Exhibition at the Gardiner Museum helps Muslim women find their voice against oppression.
Terrorist, dirty, oppressed, ignorant: these are just some of the words that Muslim women say are often hurled at them in Toronto. These are also some of the words you will see written on works of art by those same women.
The brain child of Gurpreet Karir and Wanda Georgis, both non-Muslim social workers at the community health centre, Respect was born out of the niqab debate that took place in Canada during the Harper government, their own work with Muslim women in the Danforth and Jones Avenue neighbourhood, and the harassment and physical assault that some Muslim women are facing in Toronto.
“We were wondering how [Muslim women] were doing in this climate and how their children were doing. We were trying to think of a way to get them talking about these issues,” Karir says.
The project proved difficult at first. Karir and Georgis did not anticipate some of the anxiety and apprehension that the women had speaking about their experiences. Participants say they’ve heard several upsetting stories of Islamophobia from other Muslim Torontonians: those who wanted to change their names to avoid persecution, community members who were harassed on public transit, and many who felt anxious just leaving their homes.
“It was not easy.

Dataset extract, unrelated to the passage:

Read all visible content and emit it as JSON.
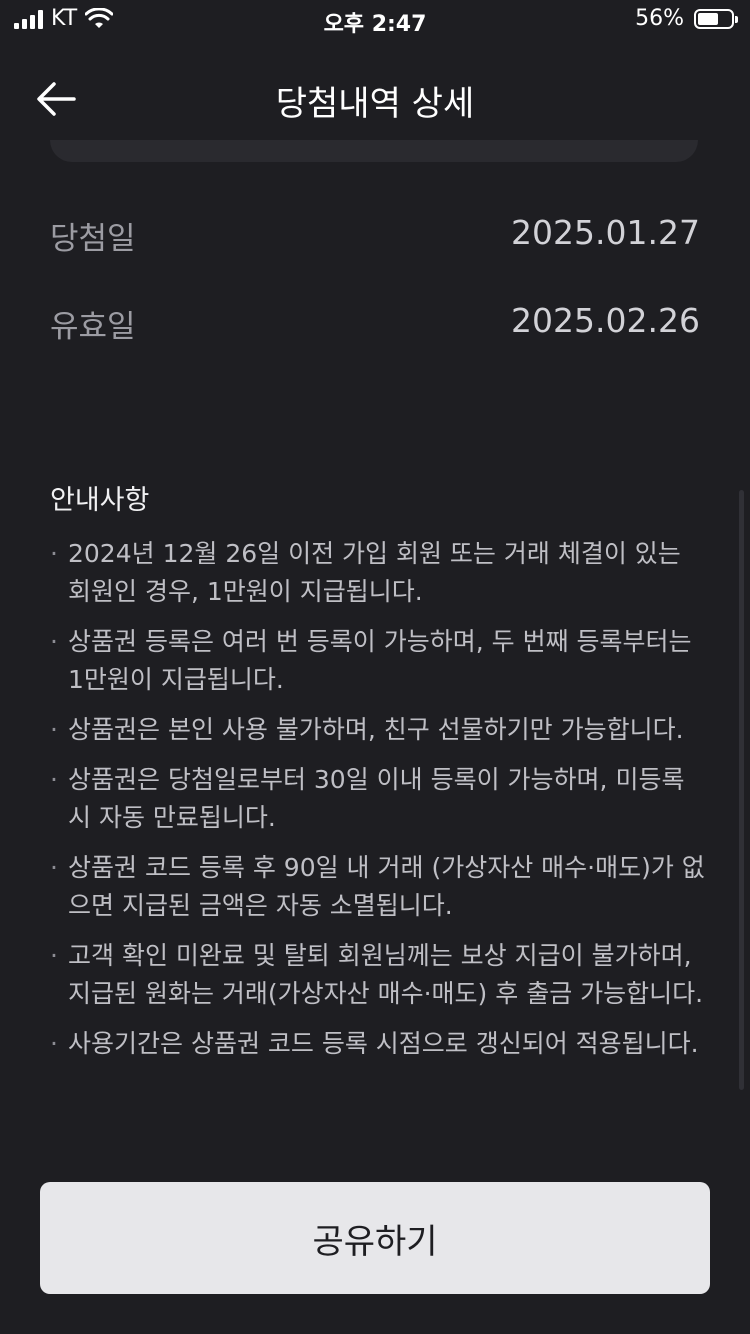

At first, they would say ‘everything is fine,’ ‘Canada is great,'” she says. “But as soon as we began to share our own experiences, the women also opened up about the stigma and sometimes verbal assaults that they had met.”
One of the participants, Salha Al-Shuwehdy was hesitant to join the project when she was initially asked. Never having done any art, let alone silk screening, she did not know what to expect.

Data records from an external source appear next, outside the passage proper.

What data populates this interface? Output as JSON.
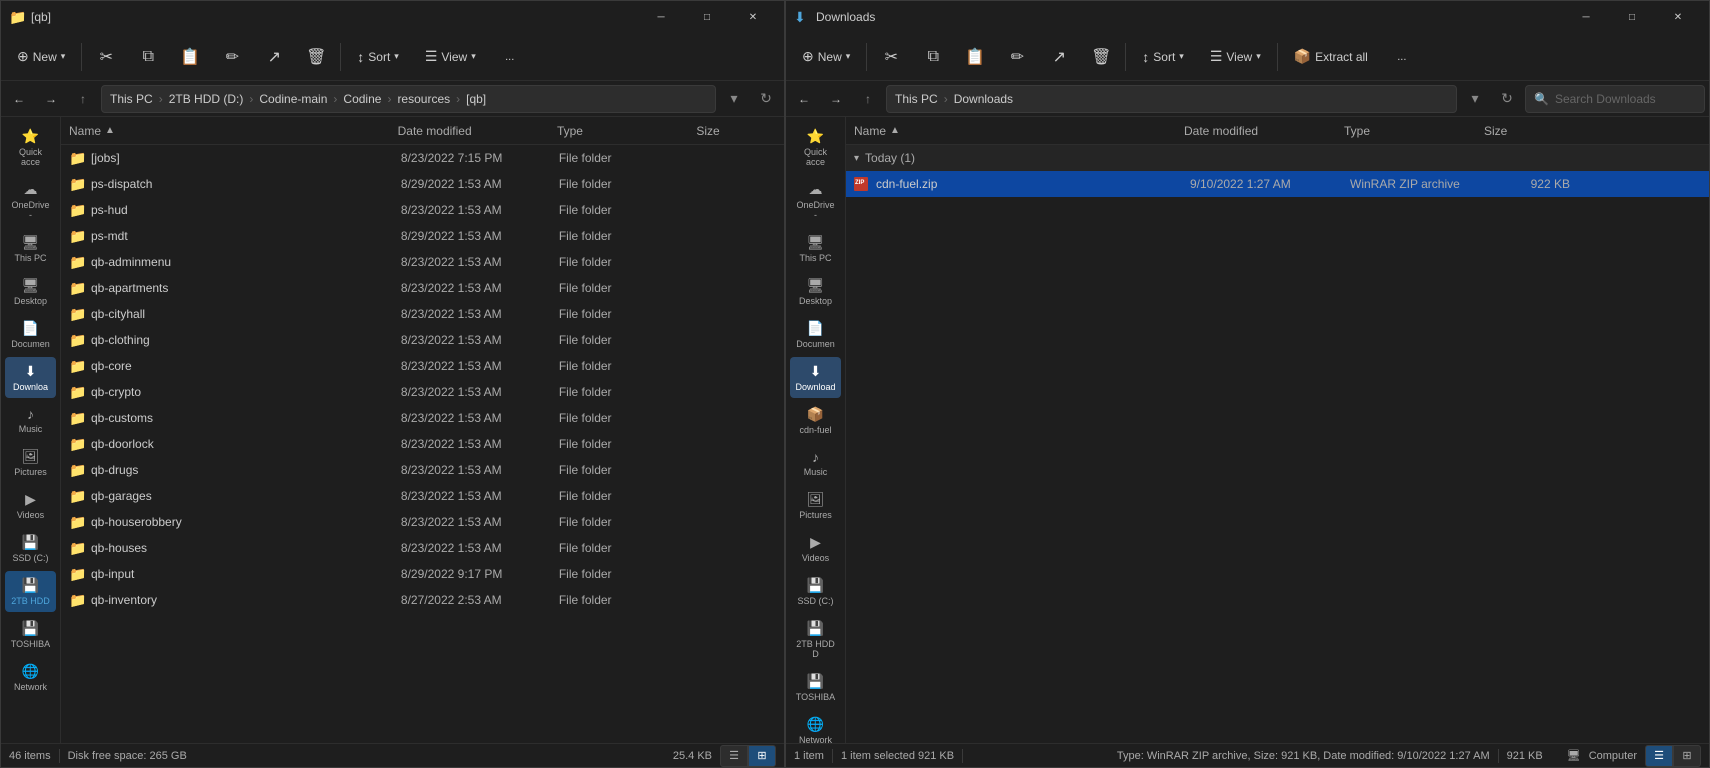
{
  "left_window": {
    "title": "[qb]",
    "title_icon": "📁",
    "toolbar": {
      "new_label": "New",
      "sort_label": "Sort",
      "view_label": "View",
      "more_label": "...",
      "buttons": [
        "cut",
        "copy",
        "paste",
        "rename",
        "share",
        "delete",
        "sort",
        "view",
        "more"
      ]
    },
    "breadcrumb": {
      "segments": [
        "This PC",
        "2TB HDD (D:)",
        "Codine-main",
        "Codine",
        "resources",
        "[qb]"
      ]
    },
    "columns": {
      "name": "Name",
      "date_modified": "Date modified",
      "type": "Type",
      "size": "Size"
    },
    "files": [
      {
        "name": "[jobs]",
        "date": "8/23/2022 7:15 PM",
        "type": "File folder",
        "size": ""
      },
      {
        "name": "ps-dispatch",
        "date": "8/29/2022 1:53 AM",
        "type": "File folder",
        "size": ""
      },
      {
        "name": "ps-hud",
        "date": "8/23/2022 1:53 AM",
        "type": "File folder",
        "size": ""
      },
      {
        "name": "ps-mdt",
        "date": "8/29/2022 1:53 AM",
        "type": "File folder",
        "size": ""
      },
      {
        "name": "qb-adminmenu",
        "date": "8/23/2022 1:53 AM",
        "type": "File folder",
        "size": ""
      },
      {
        "name": "qb-apartments",
        "date": "8/23/2022 1:53 AM",
        "type": "File folder",
        "size": ""
      },
      {
        "name": "qb-cityhall",
        "date": "8/23/2022 1:53 AM",
        "type": "File folder",
        "size": ""
      },
      {
        "name": "qb-clothing",
        "date": "8/23/2022 1:53 AM",
        "type": "File folder",
        "size": ""
      },
      {
        "name": "qb-core",
        "date": "8/23/2022 1:53 AM",
        "type": "File folder",
        "size": ""
      },
      {
        "name": "qb-crypto",
        "date": "8/23/2022 1:53 AM",
        "type": "File folder",
        "size": ""
      },
      {
        "name": "qb-customs",
        "date": "8/23/2022 1:53 AM",
        "type": "File folder",
        "size": ""
      },
      {
        "name": "qb-doorlock",
        "date": "8/23/2022 1:53 AM",
        "type": "File folder",
        "size": ""
      },
      {
        "name": "qb-drugs",
        "date": "8/23/2022 1:53 AM",
        "type": "File folder",
        "size": ""
      },
      {
        "name": "qb-garages",
        "date": "8/23/2022 1:53 AM",
        "type": "File folder",
        "size": ""
      },
      {
        "name": "qb-houserobbery",
        "date": "8/23/2022 1:53 AM",
        "type": "File folder",
        "size": ""
      },
      {
        "name": "qb-houses",
        "date": "8/23/2022 1:53 AM",
        "type": "File folder",
        "size": ""
      },
      {
        "name": "qb-input",
        "date": "8/29/2022 9:17 PM",
        "type": "File folder",
        "size": ""
      },
      {
        "name": "qb-inventory",
        "date": "8/27/2022 2:53 AM",
        "type": "File folder",
        "size": ""
      }
    ],
    "status": {
      "count": "46 items",
      "disk_free": "Disk free space: 265 GB",
      "size_info": "25.4 KB"
    },
    "sidebar_items": [
      {
        "label": "Quick acce",
        "icon": "⭐"
      },
      {
        "label": "OneDrive -",
        "icon": "☁"
      },
      {
        "label": "This PC",
        "icon": "🖥"
      },
      {
        "label": "Desktop",
        "icon": "🖥"
      },
      {
        "label": "Documen",
        "icon": "📄"
      },
      {
        "label": "Downloa",
        "icon": "⬇",
        "active": true
      },
      {
        "label": "Music",
        "icon": "♪"
      },
      {
        "label": "Pictures",
        "icon": "🖼"
      },
      {
        "label": "Videos",
        "icon": "▶"
      },
      {
        "label": "SSD (C:)",
        "icon": "💾"
      },
      {
        "label": "2TB HDD",
        "icon": "💾",
        "highlight": true
      },
      {
        "label": "TOSHIBA",
        "icon": "💾"
      },
      {
        "label": "Network",
        "icon": "🌐"
      }
    ]
  },
  "right_window": {
    "title": "Downloads",
    "title_icon": "⬇",
    "toolbar": {
      "new_label": "New",
      "sort_label": "Sort",
      "view_label": "View",
      "extract_label": "Extract all",
      "more_label": "..."
    },
    "breadcrumb": {
      "segments": [
        "This PC",
        "Downloads"
      ]
    },
    "search_placeholder": "Search Downloads",
    "columns": {
      "name": "Name",
      "date_modified": "Date modified",
      "type": "Type",
      "size": "Size"
    },
    "groups": [
      {
        "label": "Today (1)",
        "expanded": true,
        "files": [
          {
            "name": "cdn-fuel.zip",
            "date": "9/10/2022 1:27 AM",
            "type": "WinRAR ZIP archive",
            "size": "922 KB",
            "selected": true,
            "icon": "zip"
          }
        ]
      }
    ],
    "status": {
      "count": "1 item",
      "selected": "1 item selected  921 KB",
      "size_info": "921 KB",
      "file_info": "Type: WinRAR ZIP archive, Size: 921 KB, Date modified: 9/10/2022 1:27 AM",
      "computer_label": "Computer"
    },
    "sidebar_items": [
      {
        "label": "Quick acce",
        "icon": "⭐"
      },
      {
        "label": "OneDrive -",
        "icon": "☁"
      },
      {
        "label": "This PC",
        "icon": "🖥"
      },
      {
        "label": "Desktop",
        "icon": "🖥"
      },
      {
        "label": "Documen",
        "icon": "📄"
      },
      {
        "label": "Download",
        "icon": "⬇",
        "active": true
      },
      {
        "label": "cdn-fuel",
        "icon": "📦"
      },
      {
        "label": "Music",
        "icon": "♪"
      },
      {
        "label": "Pictures",
        "icon": "🖼"
      },
      {
        "label": "Videos",
        "icon": "▶"
      },
      {
        "label": "SSD (C:)",
        "icon": "💾"
      },
      {
        "label": "2TB HDD D",
        "icon": "💾"
      },
      {
        "label": "TOSHIBA",
        "icon": "💾"
      },
      {
        "label": "Network",
        "icon": "🌐"
      }
    ]
  }
}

“I didn’t even know that I had anything to say,” she says. “I was very anxious because…I didn’t think that anyone would care about what I had to say.”
She now credits the project with helping her find her voice. And that’s the purpose of the project: to bring the voice of Muslim women to other communities in Toronto.

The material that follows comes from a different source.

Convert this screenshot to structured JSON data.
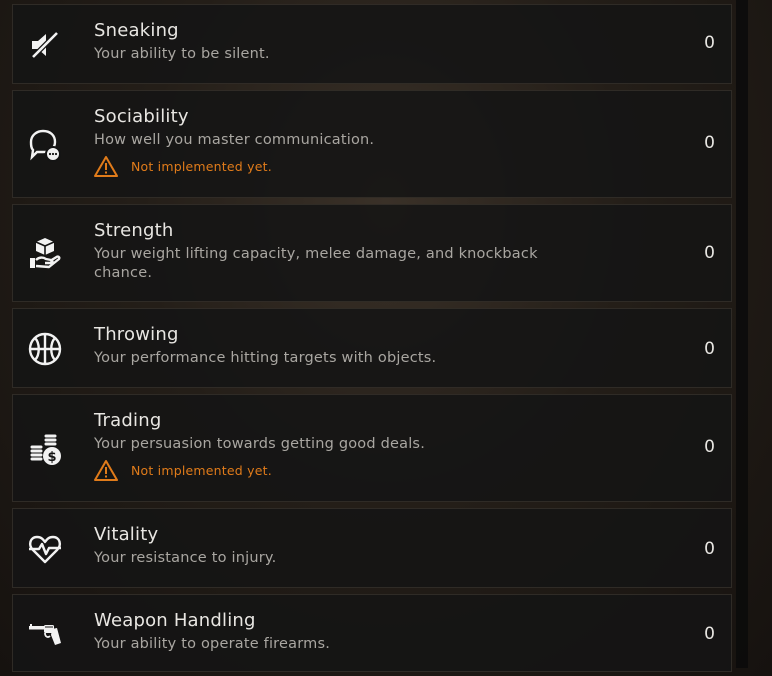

While Respect is currently on display at the Gardiner Museum, part of the project—silk screens created by Muslim women including Al-Shuwehdy—was first exhibited last year at the Carrot Common in Toronto’s east end. Just like the Gardiner Museum, none of the participating women had ever been to the Carrot Common, and their one-day exhibition on the rooftop there proved to be a conversation that they wanted to continue to have.
“I told my husband, this is not the end of this project,” Al-Shuwehdy says.
And she was right.
A year later, a new, younger group of Muslim women began exploring issues of stigma and Islamopohbia through silk screening messages written on hijabs that they designed at the community centre.
Twenty-year-old Fatima Khan, a Ryerson University student whose mother participated in the first phase of the project, jumped at the chance to take her message outside of her own community.
“Me and my friends talk often about what is happening in the world and how we feel about being Muslim in Canadian society,” she says. “But we were never invited to speak openly about this or share with others from outside of our community.”
“When the attacks happened in Paris last year, my mom told me to stop taking the TTC for awhile because she was afraid everybody would blame all Muslims for what happened,” Khan adds.
After the second group of girls were finished their silk screens, Georgis and Karir once again began the difficult task of looking for a space to exhibit the works, stumbling upon the Gardiner Museum.
Through an open call for proposals, the South Riverdale Community and Health Centre applied to be a part of the Gardiner Museum’s summer-long Community Arts Space Program. And while Respect is far unlike the usual clay and ceramics that patrons are used to seeing, the Gardiner Museum was keen to host the exhibit.
“We know how difficult it can be to find space in this city,” says Rachel Weiner, senior communications officer at the Gardiner Museum. “We thought this work was vital and deserved to be seen and so we were happy to fit it into our program.”
Making art accessible to people and communities who wouldn’t normally be attending exhibitions and openings, let alone exhibiting their own works, is what is so transformative about this project. South Riverdale Community Health Centre provided the means and Gardiner Museum provided the space for Muslim women to share their stories and their hopes for a more inclusive and welcoming Toronto. In light of this, a special message from Prime Minister Justin Trudeau will be read at a community celebration of the exhibit Friday.
Respect is on display until Sunday, July 24, and admission is free.